TASK STATEMENT:
Count each line below that has the word "QADellChangeAuditor" in it, and give only the total.

■ ■ ■ ■ ■ ■ ■

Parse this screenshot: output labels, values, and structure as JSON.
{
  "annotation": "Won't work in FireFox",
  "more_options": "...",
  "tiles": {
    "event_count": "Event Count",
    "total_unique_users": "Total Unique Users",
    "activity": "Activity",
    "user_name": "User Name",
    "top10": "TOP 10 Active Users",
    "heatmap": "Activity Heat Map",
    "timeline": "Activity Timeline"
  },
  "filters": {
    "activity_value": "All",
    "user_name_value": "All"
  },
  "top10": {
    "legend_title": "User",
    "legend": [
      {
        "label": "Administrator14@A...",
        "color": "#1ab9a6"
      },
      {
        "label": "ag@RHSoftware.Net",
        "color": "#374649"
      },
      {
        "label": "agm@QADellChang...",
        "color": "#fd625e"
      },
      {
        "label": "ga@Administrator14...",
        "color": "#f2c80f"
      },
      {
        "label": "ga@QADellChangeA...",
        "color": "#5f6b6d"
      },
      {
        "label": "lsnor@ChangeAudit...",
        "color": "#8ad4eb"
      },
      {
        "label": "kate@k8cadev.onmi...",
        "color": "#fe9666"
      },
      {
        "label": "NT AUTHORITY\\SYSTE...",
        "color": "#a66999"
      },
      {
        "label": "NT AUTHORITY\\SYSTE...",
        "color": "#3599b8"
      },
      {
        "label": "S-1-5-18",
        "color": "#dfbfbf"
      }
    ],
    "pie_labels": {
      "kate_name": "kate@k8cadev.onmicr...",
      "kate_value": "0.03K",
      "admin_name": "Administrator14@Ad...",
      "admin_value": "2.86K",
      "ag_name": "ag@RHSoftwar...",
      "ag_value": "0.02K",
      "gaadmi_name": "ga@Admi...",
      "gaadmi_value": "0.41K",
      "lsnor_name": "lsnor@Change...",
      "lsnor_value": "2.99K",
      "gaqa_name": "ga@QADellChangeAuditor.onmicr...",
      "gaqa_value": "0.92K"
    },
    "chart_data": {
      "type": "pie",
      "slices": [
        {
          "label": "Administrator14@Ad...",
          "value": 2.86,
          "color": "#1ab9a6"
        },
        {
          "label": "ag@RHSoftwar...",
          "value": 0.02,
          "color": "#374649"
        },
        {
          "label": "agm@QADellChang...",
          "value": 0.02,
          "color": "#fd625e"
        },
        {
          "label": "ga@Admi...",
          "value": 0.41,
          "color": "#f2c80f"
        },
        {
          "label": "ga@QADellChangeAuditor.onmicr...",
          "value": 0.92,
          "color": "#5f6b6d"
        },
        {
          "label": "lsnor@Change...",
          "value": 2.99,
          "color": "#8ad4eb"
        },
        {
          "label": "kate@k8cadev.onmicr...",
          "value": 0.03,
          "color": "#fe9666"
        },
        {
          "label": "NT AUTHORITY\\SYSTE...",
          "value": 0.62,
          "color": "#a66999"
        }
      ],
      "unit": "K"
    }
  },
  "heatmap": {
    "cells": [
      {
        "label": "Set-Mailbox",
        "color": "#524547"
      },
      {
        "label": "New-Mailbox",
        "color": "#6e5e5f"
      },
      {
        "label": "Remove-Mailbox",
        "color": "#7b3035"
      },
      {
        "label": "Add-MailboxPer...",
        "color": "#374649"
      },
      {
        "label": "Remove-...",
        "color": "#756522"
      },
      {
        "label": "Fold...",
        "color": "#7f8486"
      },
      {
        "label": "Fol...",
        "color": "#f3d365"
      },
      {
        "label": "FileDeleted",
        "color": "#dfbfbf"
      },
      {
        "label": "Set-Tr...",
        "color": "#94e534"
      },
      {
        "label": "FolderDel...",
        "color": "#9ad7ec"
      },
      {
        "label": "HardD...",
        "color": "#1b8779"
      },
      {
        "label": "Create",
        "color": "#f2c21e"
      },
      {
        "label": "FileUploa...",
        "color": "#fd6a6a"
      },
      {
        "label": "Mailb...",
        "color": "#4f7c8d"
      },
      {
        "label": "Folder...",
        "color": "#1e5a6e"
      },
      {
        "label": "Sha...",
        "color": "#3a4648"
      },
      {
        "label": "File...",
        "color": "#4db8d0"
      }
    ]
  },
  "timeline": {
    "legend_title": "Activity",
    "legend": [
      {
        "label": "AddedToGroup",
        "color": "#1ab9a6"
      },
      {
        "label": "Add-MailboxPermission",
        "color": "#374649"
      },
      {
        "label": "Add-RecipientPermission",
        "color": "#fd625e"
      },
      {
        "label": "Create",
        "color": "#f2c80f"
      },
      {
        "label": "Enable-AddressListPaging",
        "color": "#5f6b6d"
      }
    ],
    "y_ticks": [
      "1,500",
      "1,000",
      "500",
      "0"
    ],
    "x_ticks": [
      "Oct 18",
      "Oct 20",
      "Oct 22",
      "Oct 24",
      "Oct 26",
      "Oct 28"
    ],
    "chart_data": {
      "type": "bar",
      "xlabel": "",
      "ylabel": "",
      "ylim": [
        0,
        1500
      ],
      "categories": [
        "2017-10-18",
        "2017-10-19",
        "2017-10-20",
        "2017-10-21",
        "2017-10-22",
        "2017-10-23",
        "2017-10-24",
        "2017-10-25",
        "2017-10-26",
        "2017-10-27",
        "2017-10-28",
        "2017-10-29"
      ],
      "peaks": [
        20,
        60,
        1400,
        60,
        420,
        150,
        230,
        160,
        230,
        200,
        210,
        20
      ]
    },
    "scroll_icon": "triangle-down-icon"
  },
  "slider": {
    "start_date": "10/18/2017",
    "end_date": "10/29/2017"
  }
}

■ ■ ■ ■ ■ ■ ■

SOLUTION:
2